How Campus Runs

UTSA employee E.M. Mahon shows off the huge stock of office supplies and equipment housed in the university’s warehouse.

How Campus Runs

UTSA offices relied on a huge stock of supplies and equipment in the days before the digital age

[ This article was originally published in UTSA newsletter The Roadrunner on October 7, 1985 ]

From pens and paper clips to desks and file cabinets, Alan Norton makes sure faculty and staff have the tools they need to do their jobs efficiently. As director of Central Services, Norton oversees four employees working in Central Receiving, General Stores, Lab Stores, and the warehouse—areas concerned with the acquisition, distribution, and storage of the equipment and supplies that are the “nuts and bolts” of UTSA operations.

General Stores stocks approximately 650 different kinds of office supplies, buying them in quantity to save money and then delivering staples, paper, folders, and other items as ordered by university departments. Lab Stores performs the same service for the university’s science laboratories, filling requisitions for such basics as test tubes and chemicals.

“We order our inventories based on usage and past experience,” Norton explains, “but we also will stock new supplies upon request if we determine there is enough demand.”

He points to Post-it pads—self-sticking note paper—as one popular item now carried because of a staff member’s suggestion.

Central Receiving, meanwhile, takes delivery of about 90% of all university orders—averaging 150 packages of all shapes and sizes each day. After the staff checks deliveries against purchase orders and makes sure the shipment isn’t damaged, packages are routed to the office that placed the order.

Backup supplies for departments like admissions and computing resources are kept in the warehouse until needed.
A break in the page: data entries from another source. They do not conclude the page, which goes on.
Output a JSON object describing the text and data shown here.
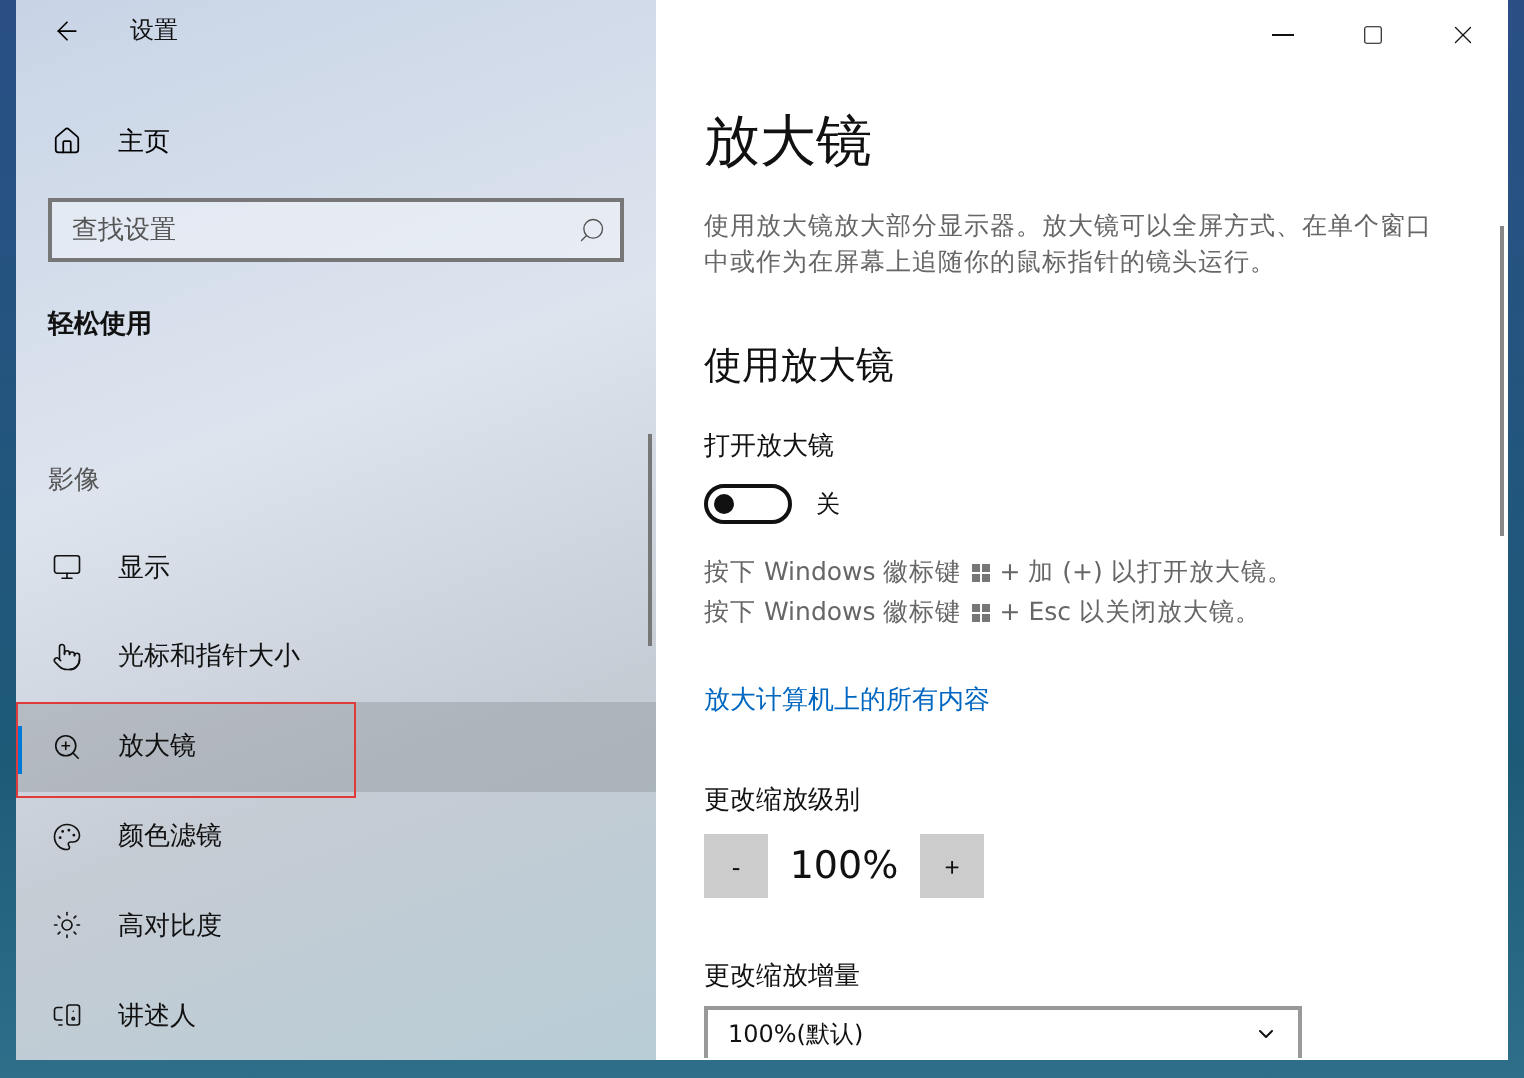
{
  "window": {
    "title": "设置"
  },
  "sidebar": {
    "home": "主页",
    "search": {
      "placeholder": "查找设置"
    },
    "section": "轻松使用",
    "group": "影像",
    "items": [
      {
        "label": "显示",
        "selected": false
      },
      {
        "label": "光标和指针大小",
        "selected": false
      },
      {
        "label": "放大镜",
        "selected": true
      },
      {
        "label": "颜色滤镜",
        "selected": false
      },
      {
        "label": "高对比度",
        "selected": false
      },
      {
        "label": "讲述人",
        "selected": false
      }
    ]
  },
  "page": {
    "title": "放大镜",
    "description": "使用放大镜放大部分显示器。放大镜可以全屏方式、在单个窗口中或作为在屏幕上追随你的鼠标指针的镜头运行。",
    "section": "使用放大镜",
    "toggle": {
      "label": "打开放大镜",
      "on": false,
      "state_text": "关"
    },
    "hints": [
      {
        "before": "按下 Windows 徽标键",
        "after": "+ 加 (+) 以打开放大镜。"
      },
      {
        "before": "按下 Windows 徽标键",
        "after": "+ Esc 以关闭放大镜。"
      }
    ],
    "link": "放大计算机上的所有内容",
    "zoom_level": {
      "label": "更改缩放级别",
      "minus": "-",
      "value": "100%",
      "plus": "+"
    },
    "zoom_increment": {
      "label": "更改缩放增量",
      "value": "100%(默认)"
    }
  }
}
Obsolete and no-longer-used equipment also is stored there, and Norton coordinates a surplus property sale to auction off these items every 18 months or so.

The first university department to move from the Koger Center to the permanent campus, Central Services was kept busy coordinating the hundreds of desks, chairs, and bookcases as well as other equipment needed to outfit a university.

“Although we don’t deal with such enormous quantities on a regular basis any more, some days can be almost as hectic,” Norton says.